Russians love dogs. I wrote about Muslims being wary of dogs. Not so the Russians. We found this dog taking care of business on the grounds of Petrodvorets, here chasing a squirrel up a tree, later getting his stomach rubbed by a pair of small children.
All of our Slavic daughters were comfortable with our dogs. The girls would take them on walks, give them baths, and lavish lots of attention on them. Our Russians and Belorussian liked having the dogs in their room and having them sleep on the bed with them, maybe Asya a little less than the other three girls. Dogs are just a part of the Russian culture where they are not in Muslim culture. It is something to consider when selecting an exchange student.
Dogs are everywhere in Russia. There are, of course, those on leash being led around by their owners, but there are also the multitude that just roam around the city at their own free will. I have seen packs of dogs on Red Square and around the Kremlin of Moscow. They are also to be found in parks, in the play areas that exist between the apartment buildings, and sometimes lying on busy sidewalks. Some have collars, some do not. These dogs are very street smart, managing to survive in a large city with its accompanying car traffic. They seem well-fed, content, and for the most part well-behaved. Kate has related to me her experience with a pack of overly aggressive dogs that she had to contend with walking to one of her job sites. I have never experienced a problem, but I have always managed to avoid direct contact.

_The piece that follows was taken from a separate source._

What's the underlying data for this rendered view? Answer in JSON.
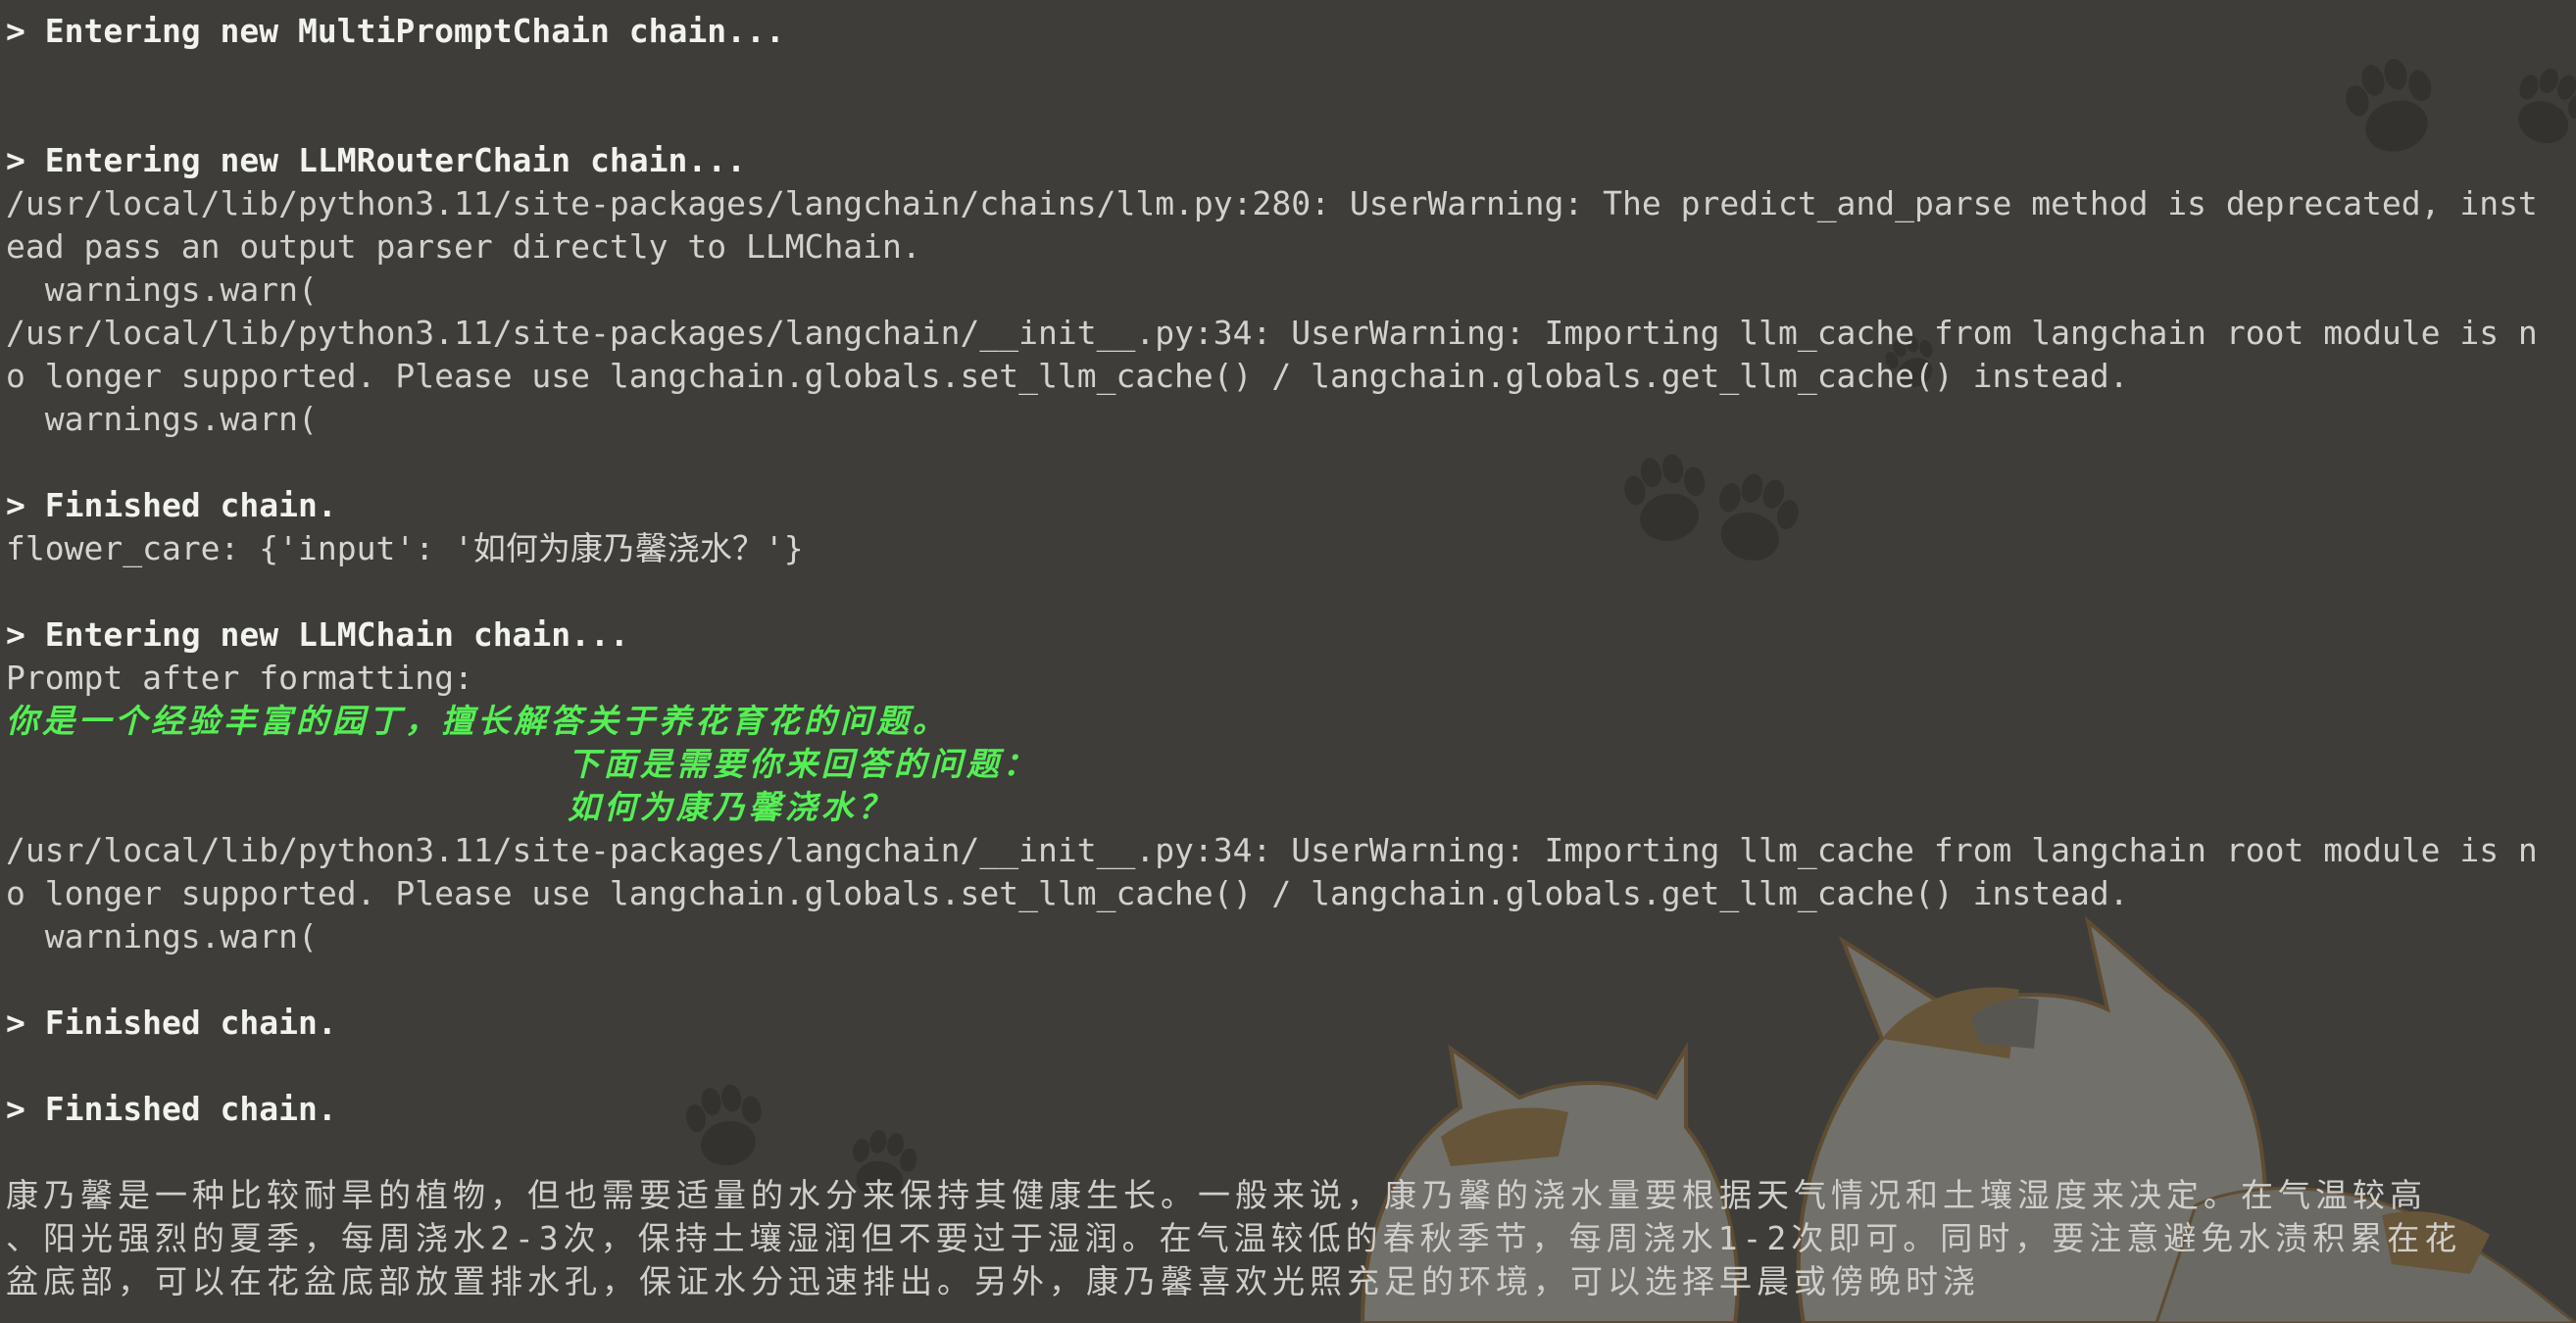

I remember a story about a pack of dogs that were being fed and cared for by a crew on a Moscow construction site. The Moscow authorities decided to deal with the dog issue and arrived to capture and remove the dogs from the site only to be rebuffed by the construction workers.